Exercise: Give the entries again exactly, without pictures.

Data for the task:
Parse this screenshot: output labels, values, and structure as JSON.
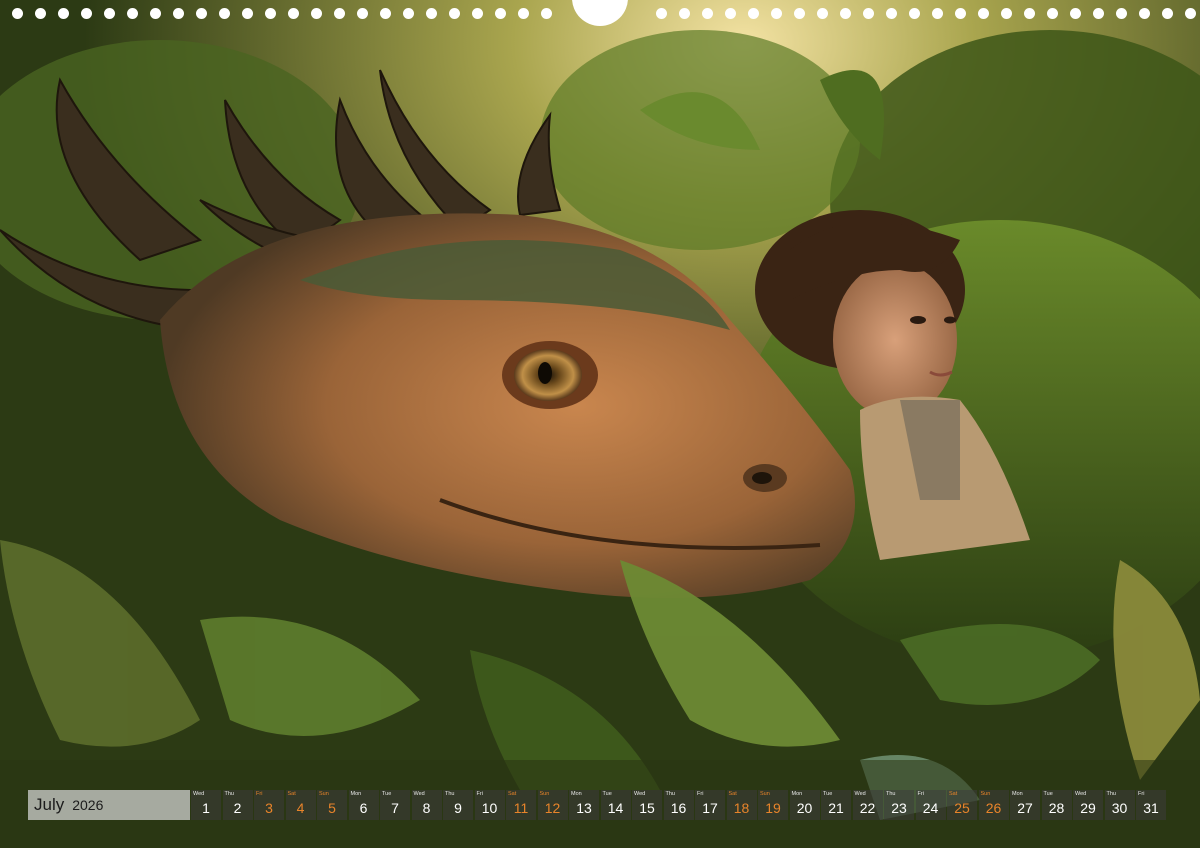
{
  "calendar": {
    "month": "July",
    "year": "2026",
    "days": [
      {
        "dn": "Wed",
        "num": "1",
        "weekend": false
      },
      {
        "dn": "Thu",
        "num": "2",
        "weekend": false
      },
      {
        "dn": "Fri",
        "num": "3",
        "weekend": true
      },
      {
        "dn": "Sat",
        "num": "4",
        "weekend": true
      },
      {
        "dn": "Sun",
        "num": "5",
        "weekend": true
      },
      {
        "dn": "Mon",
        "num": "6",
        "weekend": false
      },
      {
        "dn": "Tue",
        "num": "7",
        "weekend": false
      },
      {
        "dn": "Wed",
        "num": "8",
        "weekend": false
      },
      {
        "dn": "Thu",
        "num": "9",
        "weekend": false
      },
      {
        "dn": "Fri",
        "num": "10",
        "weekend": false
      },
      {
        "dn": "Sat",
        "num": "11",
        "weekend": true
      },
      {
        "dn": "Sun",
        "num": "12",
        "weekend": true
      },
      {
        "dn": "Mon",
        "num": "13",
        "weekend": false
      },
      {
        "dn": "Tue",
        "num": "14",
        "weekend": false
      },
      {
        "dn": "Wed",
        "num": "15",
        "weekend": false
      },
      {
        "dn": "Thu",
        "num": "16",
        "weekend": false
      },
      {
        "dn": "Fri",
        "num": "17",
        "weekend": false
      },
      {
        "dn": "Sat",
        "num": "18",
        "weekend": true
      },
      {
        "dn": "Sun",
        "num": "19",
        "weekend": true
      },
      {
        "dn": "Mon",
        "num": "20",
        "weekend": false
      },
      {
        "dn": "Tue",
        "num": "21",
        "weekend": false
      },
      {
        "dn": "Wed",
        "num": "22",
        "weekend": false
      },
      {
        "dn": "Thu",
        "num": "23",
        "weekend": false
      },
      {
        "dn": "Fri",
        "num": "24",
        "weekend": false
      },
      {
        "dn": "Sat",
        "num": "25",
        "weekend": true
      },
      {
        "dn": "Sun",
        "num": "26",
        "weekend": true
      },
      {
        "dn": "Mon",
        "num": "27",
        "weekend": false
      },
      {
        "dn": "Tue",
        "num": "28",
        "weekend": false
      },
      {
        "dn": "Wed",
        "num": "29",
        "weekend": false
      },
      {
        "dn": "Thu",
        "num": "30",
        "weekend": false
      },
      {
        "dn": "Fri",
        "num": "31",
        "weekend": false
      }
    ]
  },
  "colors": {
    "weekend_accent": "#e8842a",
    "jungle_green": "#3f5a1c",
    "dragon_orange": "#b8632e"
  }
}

Output of the exercise:
Parse this screenshot: output labels, values, and structure as JSON.
{
  "calendar": {
    "month": "July",
    "year": "2026",
    "days": [
      {
        "dn": "Wed",
        "num": "1",
        "weekend": false
      },
      {
        "dn": "Thu",
        "num": "2",
        "weekend": false
      },
      {
        "dn": "Fri",
        "num": "3",
        "weekend": true
      },
      {
        "dn": "Sat",
        "num": "4",
        "weekend": true
      },
      {
        "dn": "Sun",
        "num": "5",
        "weekend": true
      },
      {
        "dn": "Mon",
        "num": "6",
        "weekend": false
      },
      {
        "dn": "Tue",
        "num": "7",
        "weekend": false
      },
      {
        "dn": "Wed",
        "num": "8",
        "weekend": false
      },
      {
        "dn": "Thu",
        "num": "9",
        "weekend": false
      },
      {
        "dn": "Fri",
        "num": "10",
        "weekend": false
      },
      {
        "dn": "Sat",
        "num": "11",
        "weekend": true
      },
      {
        "dn": "Sun",
        "num": "12",
        "weekend": true
      },
      {
        "dn": "Mon",
        "num": "13",
        "weekend": false
      },
      {
        "dn": "Tue",
        "num": "14",
        "weekend": false
      },
      {
        "dn": "Wed",
        "num": "15",
        "weekend": false
      },
      {
        "dn": "Thu",
        "num": "16",
        "weekend": false
      },
      {
        "dn": "Fri",
        "num": "17",
        "weekend": false
      },
      {
        "dn": "Sat",
        "num": "18",
        "weekend": true
      },
      {
        "dn": "Sun",
        "num": "19",
        "weekend": true
      },
      {
        "dn": "Mon",
        "num": "20",
        "weekend": false
      },
      {
        "dn": "Tue",
        "num": "21",
        "weekend": false
      },
      {
        "dn": "Wed",
        "num": "22",
        "weekend": false
      },
      {
        "dn": "Thu",
        "num": "23",
        "weekend": false
      },
      {
        "dn": "Fri",
        "num": "24",
        "weekend": false
      },
      {
        "dn": "Sat",
        "num": "25",
        "weekend": true
      },
      {
        "dn": "Sun",
        "num": "26",
        "weekend": true
      },
      {
        "dn": "Mon",
        "num": "27",
        "weekend": false
      },
      {
        "dn": "Tue",
        "num": "28",
        "weekend": false
      },
      {
        "dn": "Wed",
        "num": "29",
        "weekend": false
      },
      {
        "dn": "Thu",
        "num": "30",
        "weekend": false
      },
      {
        "dn": "Fri",
        "num": "31",
        "weekend": false
      }
    ]
  },
  "colors": {
    "weekend_accent": "#e8842a",
    "jungle_green": "#3f5a1c",
    "dragon_orange": "#b8632e"
  }
}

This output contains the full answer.